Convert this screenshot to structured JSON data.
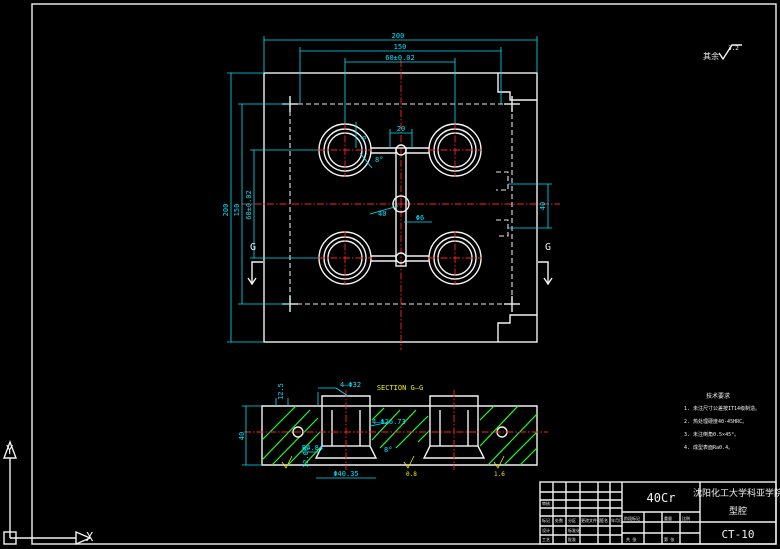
{
  "drawing": {
    "dims": {
      "overall_width": "200",
      "inner_width": "150",
      "cavity_pitch": "60±0.02",
      "overall_height": "200",
      "inner_height": "150",
      "cavity_pitch_v": "60±0.02",
      "runner_width": "20",
      "angle_top": "8°",
      "sprue_dia": "Φ6",
      "dim_40": "40",
      "dim_6": "6",
      "side_40": "40"
    },
    "section_marker": "G",
    "roughness": {
      "label": "其余",
      "value": "3.2"
    },
    "section": {
      "title": "SECTION G—G",
      "callout_1": "4—Φ32",
      "callout_2": "4—Φ26.73",
      "callout_3": "R4.84",
      "callout_4": "Φ40.35",
      "callout_5": "8°",
      "callout_6": "0.8",
      "callout_7": "1.6",
      "side_1": "12.5",
      "side_2": "12.06",
      "height": "40"
    },
    "notes": {
      "heading": "技术要求",
      "lines": [
        "1. 未注尺寸公差按IT14级制造。",
        "2. 热处理硬度40-45HRC。",
        "3. 未注倒角0.5×45°。",
        "4. 成型表面Ra0.4。"
      ]
    },
    "title_block": {
      "material": "40Cr",
      "school": "沈阳化工大学科亚学院",
      "part_name": "型腔",
      "drawing_no": "CT-10",
      "row_labels": [
        "标记",
        "处数",
        "分区",
        "更改文件号",
        "签名",
        "年月日"
      ],
      "row_labels_2": [
        "设计",
        "",
        "标准化",
        "",
        "阶段标记",
        "重量",
        "比例"
      ],
      "row_labels_3": [
        "审核",
        "",
        "",
        "",
        "",
        "",
        ""
      ],
      "row_labels_4": [
        "工艺",
        "",
        "批准",
        "",
        "共 张",
        "第 张"
      ]
    },
    "ucs": {
      "x_label": "X",
      "y_label": "Y"
    }
  }
}
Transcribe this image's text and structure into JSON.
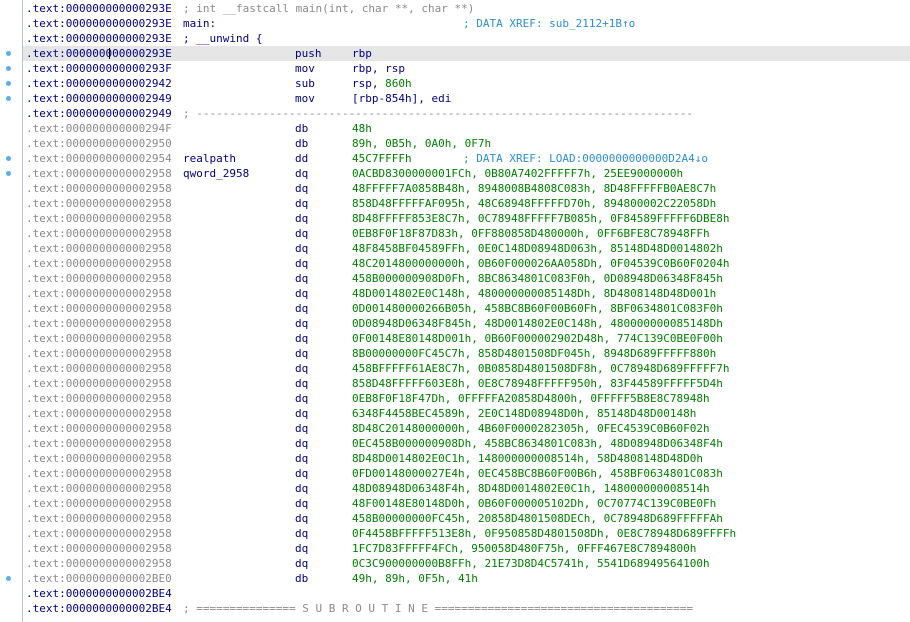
{
  "rows": [
    {
      "addr": ".text:000000000000293E",
      "kind": "code",
      "full": "; int __fastcall main(int, char **, char **)",
      "full_color": "#8a8a8a"
    },
    {
      "addr": ".text:000000000000293E",
      "kind": "code",
      "label": "main:",
      "xref": "; DATA XREF: sub_2112+1B↑o"
    },
    {
      "addr": ".text:000000000000293E",
      "kind": "code",
      "full": "; __unwind {",
      "full_color": "#000080"
    },
    {
      "addr": ".text:000000000000293E",
      "kind": "code",
      "mnem": "push",
      "op_reg": "rbp",
      "selected": true,
      "caret": true
    },
    {
      "addr": ".text:000000000000293F",
      "kind": "code",
      "mnem": "mov",
      "op_reg": "rbp, rsp"
    },
    {
      "addr": ".text:0000000000002942",
      "kind": "code",
      "mnem": "sub",
      "op_reg": "rsp, ",
      "op_num": "860h"
    },
    {
      "addr": ".text:0000000000002949",
      "kind": "code",
      "mnem": "mov",
      "op_reg": "[rbp-854h], edi"
    },
    {
      "addr": ".text:0000000000002949",
      "kind": "code",
      "full": "; ---------------------------------------------------------------------------",
      "full_color": "#8a8a8a"
    },
    {
      "addr": ".text:000000000000294F",
      "kind": "data",
      "mnem": "db",
      "op_num": "48h"
    },
    {
      "addr": ".text:0000000000002950",
      "kind": "data",
      "mnem": "db",
      "op_num": "89h, 0B5h, 0A0h, 0F7h"
    },
    {
      "addr": ".text:0000000000002954",
      "kind": "data",
      "label": "realpath",
      "mnem": "dd",
      "op_num": "45C7FFFFh",
      "xref": "; DATA XREF: LOAD:0000000000000D2A4↓o"
    },
    {
      "addr": ".text:0000000000002958",
      "kind": "data",
      "label": "qword_2958",
      "mnem": "dq",
      "op_num": "0ACBD8300000001FCh, 0B80A7402FFFFF7h, 25EE9000000h"
    },
    {
      "addr": ".text:0000000000002958",
      "kind": "data",
      "mnem": "dq",
      "op_num": "48FFFFF7A0858B48h, 8948008B4808C083h, 8D48FFFFFB0AE8C7h"
    },
    {
      "addr": ".text:0000000000002958",
      "kind": "data",
      "mnem": "dq",
      "op_num": "858D48FFFFFAF095h, 48C68948FFFFFD70h, 894800002C22058Dh"
    },
    {
      "addr": ".text:0000000000002958",
      "kind": "data",
      "mnem": "dq",
      "op_num": "8D48FFFFF853E8C7h, 0C78948FFFFF7B085h, 0F84589FFFFF6DBE8h"
    },
    {
      "addr": ".text:0000000000002958",
      "kind": "data",
      "mnem": "dq",
      "op_num": "0EB8F0F18F87D83h, 0FF880858D480000h, 0FF6BFE8C78948FFh"
    },
    {
      "addr": ".text:0000000000002958",
      "kind": "data",
      "mnem": "dq",
      "op_num": "48F8458BF04589FFh, 0E0C148D08948D063h, 85148D48D0014802h"
    },
    {
      "addr": ".text:0000000000002958",
      "kind": "data",
      "mnem": "dq",
      "op_num": "48C2014800000000h, 0B60F000026AA058Dh, 0F04539C0B60F0204h"
    },
    {
      "addr": ".text:0000000000002958",
      "kind": "data",
      "mnem": "dq",
      "op_num": "458B000000908D0Fh, 8BC8634801C083F0h, 0D08948D06348F845h"
    },
    {
      "addr": ".text:0000000000002958",
      "kind": "data",
      "mnem": "dq",
      "op_num": "48D0014802E0C148h, 480000000085148Dh, 8D4808148D48D001h"
    },
    {
      "addr": ".text:0000000000002958",
      "kind": "data",
      "mnem": "dq",
      "op_num": "0D001480000266B05h, 458BC8B60F00B60Fh, 8BF0634801C083F0h"
    },
    {
      "addr": ".text:0000000000002958",
      "kind": "data",
      "mnem": "dq",
      "op_num": "0D08948D06348F845h, 48D0014802E0C148h, 480000000085148Dh"
    },
    {
      "addr": ".text:0000000000002958",
      "kind": "data",
      "mnem": "dq",
      "op_num": "0F00148E80148D001h, 0B60F000002902D48h, 774C139C0BE0F00h"
    },
    {
      "addr": ".text:0000000000002958",
      "kind": "data",
      "mnem": "dq",
      "op_num": "8B00000000FC45C7h, 858D4801508DF045h, 8948D689FFFFF880h"
    },
    {
      "addr": ".text:0000000000002958",
      "kind": "data",
      "mnem": "dq",
      "op_num": "458BFFFFF61AE8C7h, 0B0858D4801508DF8h, 0C78948D689FFFFF7h"
    },
    {
      "addr": ".text:0000000000002958",
      "kind": "data",
      "mnem": "dq",
      "op_num": "858D48FFFFF603E8h, 0E8C78948FFFFF950h, 83F44589FFFFF5D4h"
    },
    {
      "addr": ".text:0000000000002958",
      "kind": "data",
      "mnem": "dq",
      "op_num": "0EB8F0F18F47Dh, 0FFFFFA20858D4800h, 0FFFFF5B8E8C78948h"
    },
    {
      "addr": ".text:0000000000002958",
      "kind": "data",
      "mnem": "dq",
      "op_num": "6348F4458BEC4589h, 2E0C148D08948D0h, 85148D48D00148h"
    },
    {
      "addr": ".text:0000000000002958",
      "kind": "data",
      "mnem": "dq",
      "op_num": "8D48C20148000000h, 4B60F0000282305h, 0FEC4539C0B60F02h"
    },
    {
      "addr": ".text:0000000000002958",
      "kind": "data",
      "mnem": "dq",
      "op_num": "0EC458B000000908Dh, 458BC8634801C083h, 48D08948D06348F4h"
    },
    {
      "addr": ".text:0000000000002958",
      "kind": "data",
      "mnem": "dq",
      "op_num": "8D48D0014802E0C1h, 148000000008514h, 58D4808148D48D0h"
    },
    {
      "addr": ".text:0000000000002958",
      "kind": "data",
      "mnem": "dq",
      "op_num": "0FD00148000027E4h, 0EC458BC8B60F00B6h, 458BF0634801C083h"
    },
    {
      "addr": ".text:0000000000002958",
      "kind": "data",
      "mnem": "dq",
      "op_num": "48D08948D06348F4h, 8D48D0014802E0C1h, 148000000008514h"
    },
    {
      "addr": ".text:0000000000002958",
      "kind": "data",
      "mnem": "dq",
      "op_num": "48F00148E80148D0h, 0B60F000005102Dh, 0C70774C139C0BE0Fh"
    },
    {
      "addr": ".text:0000000000002958",
      "kind": "data",
      "mnem": "dq",
      "op_num": "458B00000000FC45h, 20858D4801508DECh, 0C78948D689FFFFFAh"
    },
    {
      "addr": ".text:0000000000002958",
      "kind": "data",
      "mnem": "dq",
      "op_num": "0F4458BFFFFF513E8h, 0F950858D4801508Dh, 0E8C78948D689FFFFh"
    },
    {
      "addr": ".text:0000000000002958",
      "kind": "data",
      "mnem": "dq",
      "op_num": "1FC7D83FFFFF4FCh, 950058D480F75h, 0FFF467E8C7894800h"
    },
    {
      "addr": ".text:0000000000002958",
      "kind": "data",
      "mnem": "dq",
      "op_num": "0C3C900000000B8FFh, 21E73D8D4C5741h, 5541D68949564100h"
    },
    {
      "addr": ".text:0000000000002BE0",
      "kind": "data",
      "mnem": "db",
      "op_num": "49h, 89h, 0F5h, 41h"
    },
    {
      "addr": ".text:0000000000002BE4",
      "kind": "code"
    },
    {
      "addr": ".text:0000000000002BE4",
      "kind": "code",
      "full": "; =============== S U B R O U T I N E =======================================",
      "full_color": "#8a8a8a"
    }
  ],
  "gutter_dots": [
    3,
    4,
    5,
    6,
    10,
    11,
    38
  ],
  "colors": {
    "code_address": "#000080",
    "data_address": "#8a8a8a",
    "numeric": "#008000",
    "comment": "#8a8a8a",
    "xref": "#2d8fcf",
    "selection": "#e6e6e6",
    "gutter_dot": "#5aaee6"
  }
}
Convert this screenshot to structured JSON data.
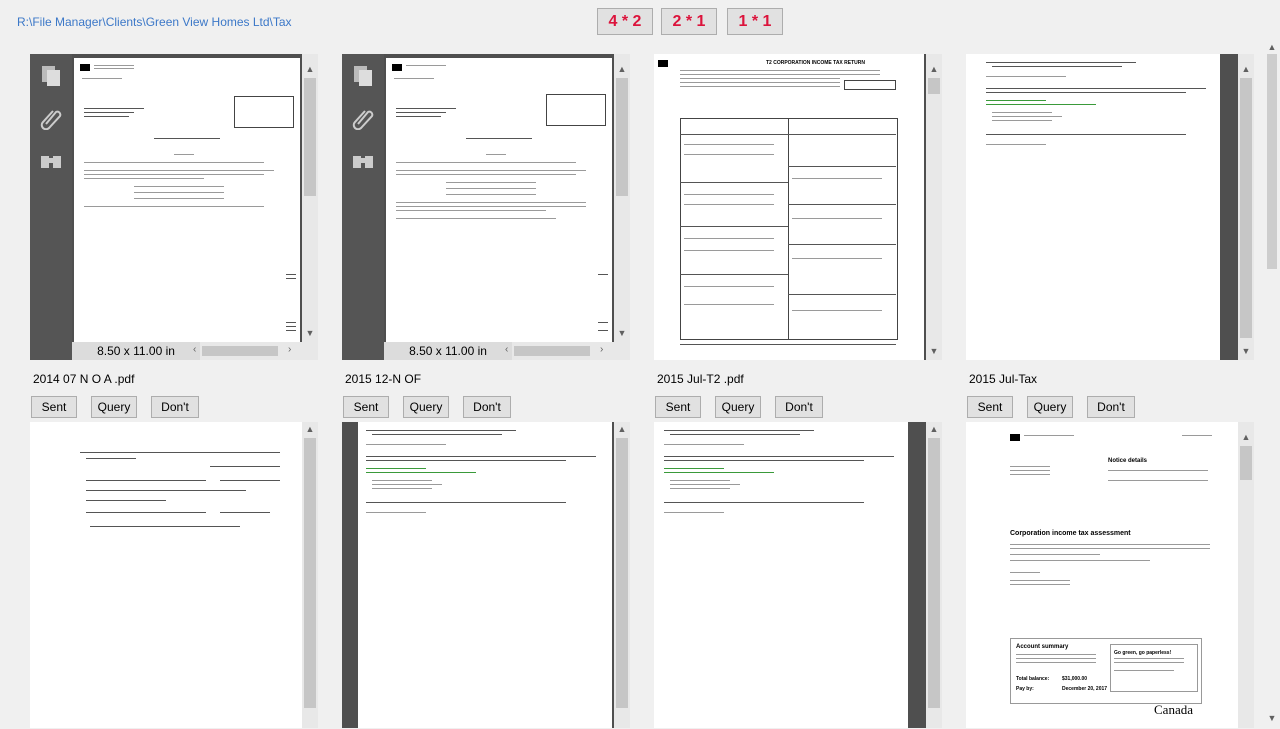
{
  "path": "R:\\File Manager\\Clients\\Green View Homes Ltd\\Tax",
  "layouts": [
    "4 * 2",
    "2 * 1",
    "1 * 1"
  ],
  "page_size": "8.50 x 11.00 in",
  "actions": {
    "sent": "Sent",
    "query": "Query",
    "dont": "Don't"
  },
  "files": [
    {
      "name": "2014 07 N O A .pdf"
    },
    {
      "name": "2015 12-N OF"
    },
    {
      "name": "2015 Jul-T2 .pdf"
    },
    {
      "name": "2015 Jul-Tax"
    }
  ],
  "thumb_text": {
    "t2_title": "T2 CORPORATION INCOME TAX RETURN",
    "notice_title": "Corporation income tax assessment",
    "notice_details": "Notice details",
    "account_summary": "Account summary",
    "go_green": "Go green, go paperless!",
    "total_balance_label": "Total balance:",
    "total_balance_value": "$31,000.00",
    "pay_by_label": "Pay by:",
    "pay_by_value": "December 20, 2017",
    "canada": "Canada"
  }
}
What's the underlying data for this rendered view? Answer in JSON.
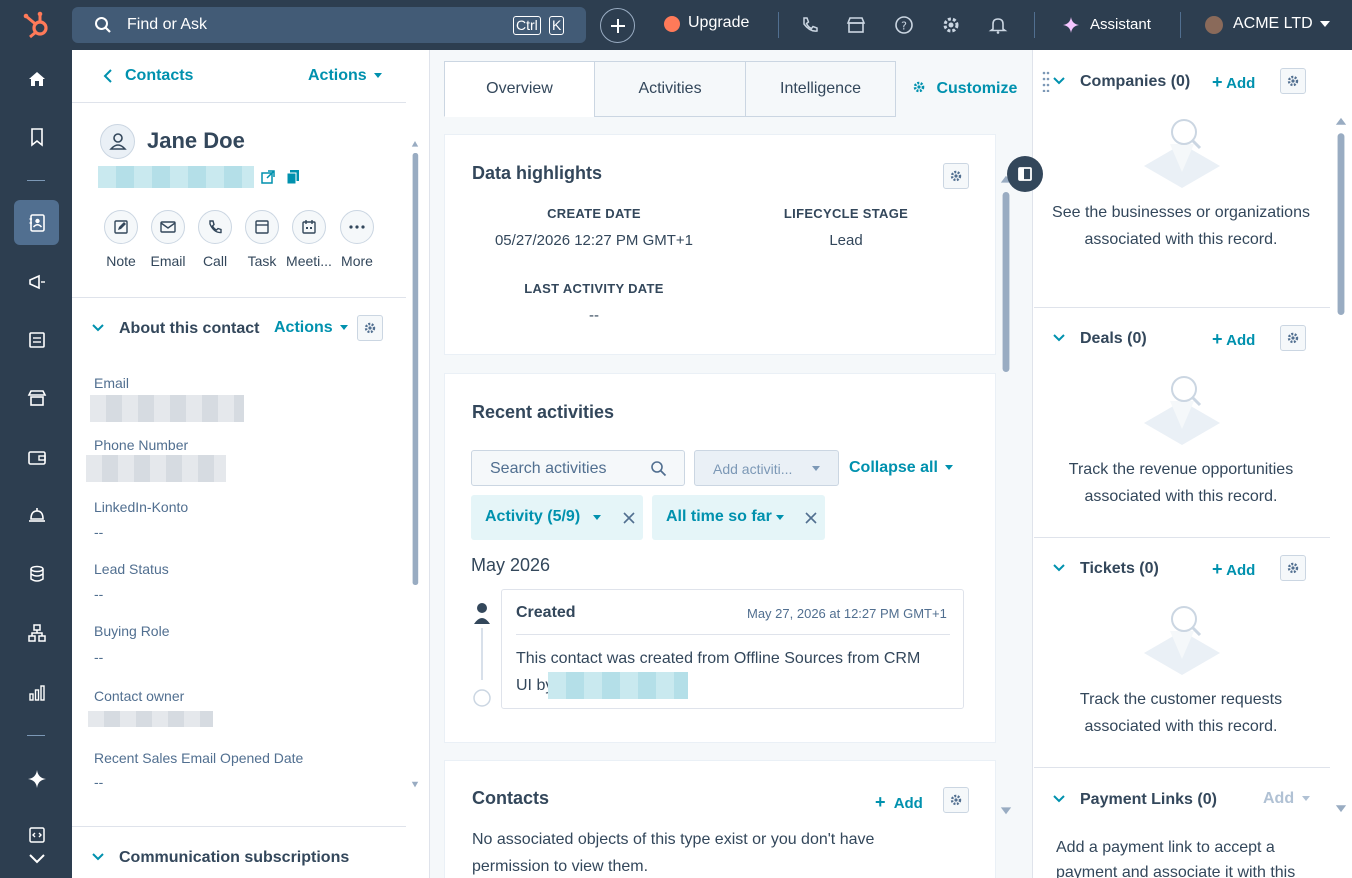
{
  "topbar": {
    "search_placeholder": "Find or Ask",
    "kbd_ctrl": "Ctrl",
    "kbd_k": "K",
    "upgrade_label": "Upgrade",
    "assistant_label": "Assistant",
    "account_name": "ACME LTD"
  },
  "leftnav": {
    "icons": [
      "home-icon",
      "bookmark-icon",
      "contacts-icon",
      "marketing-icon",
      "content-icon",
      "commerce-icon",
      "payments-icon",
      "service-icon",
      "data-icon",
      "automation-icon",
      "reporting-icon",
      "ai-sparkle-icon",
      "dev-icon",
      "expand-icon"
    ]
  },
  "contact": {
    "back_label": "Contacts",
    "actions_label": "Actions",
    "name": "Jane Doe",
    "quick_actions": [
      "Note",
      "Email",
      "Call",
      "Task",
      "Meeti...",
      "More"
    ]
  },
  "about": {
    "title": "About this contact",
    "actions_label": "Actions",
    "props": [
      {
        "label": "Email",
        "value": ""
      },
      {
        "label": "Phone Number",
        "value": ""
      },
      {
        "label": "LinkedIn-Konto",
        "value": "--"
      },
      {
        "label": "Lead Status",
        "value": "--"
      },
      {
        "label": "Buying Role",
        "value": "--"
      },
      {
        "label": "Contact owner",
        "value": ""
      },
      {
        "label": "Recent Sales Email Opened Date",
        "value": "--"
      }
    ],
    "next_section": "Communication subscriptions"
  },
  "tabs": [
    "Overview",
    "Activities",
    "Intelligence"
  ],
  "customize_label": "Customize",
  "highlights": {
    "title": "Data highlights",
    "items": [
      {
        "label": "CREATE DATE",
        "value": "05/27/2026 12:27 PM GMT+1"
      },
      {
        "label": "LIFECYCLE STAGE",
        "value": "Lead"
      },
      {
        "label": "LAST ACTIVITY DATE",
        "value": "--"
      }
    ]
  },
  "recent": {
    "title": "Recent activities",
    "search_placeholder": "Search activities",
    "add_activity": "Add activiti...",
    "collapse_all": "Collapse all",
    "chip_activity": "Activity (5/9)",
    "chip_time": "All time so far",
    "month": "May 2026",
    "event_title": "Created",
    "event_time": "May 27, 2026 at 12:27 PM GMT+1",
    "event_body_1": "This contact was created from Offline Sources from CRM",
    "event_body_2": "UI by"
  },
  "contacts_card": {
    "title": "Contacts",
    "add_label": "Add",
    "body_1": "No associated objects of this type exist or you don't have",
    "body_2": "permission to view them."
  },
  "right": {
    "companies_title": "Companies (0)",
    "companies_desc": "See the businesses or organizations associated with this record.",
    "deals_title": "Deals (0)",
    "deals_desc": "Track the revenue opportunities associated with this record.",
    "tickets_title": "Tickets (0)",
    "tickets_desc": "Track the customer requests associated with this record.",
    "payment_title": "Payment Links (0)",
    "payment_desc": "Add a payment link to accept a payment and associate it with this",
    "add_label": "Add"
  },
  "colors": {
    "nav_bg": "#2d3e50",
    "accent": "#0091ae",
    "text": "#33475b"
  }
}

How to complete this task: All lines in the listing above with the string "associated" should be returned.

Answer section:
    "body_1": "No associated objects of this type exist or you don't have",
    "companies_desc": "See the businesses or organizations associated with this record.",
    "deals_desc": "Track the revenue opportunities associated with this record.",
    "tickets_desc": "Track the customer requests associated with this record.",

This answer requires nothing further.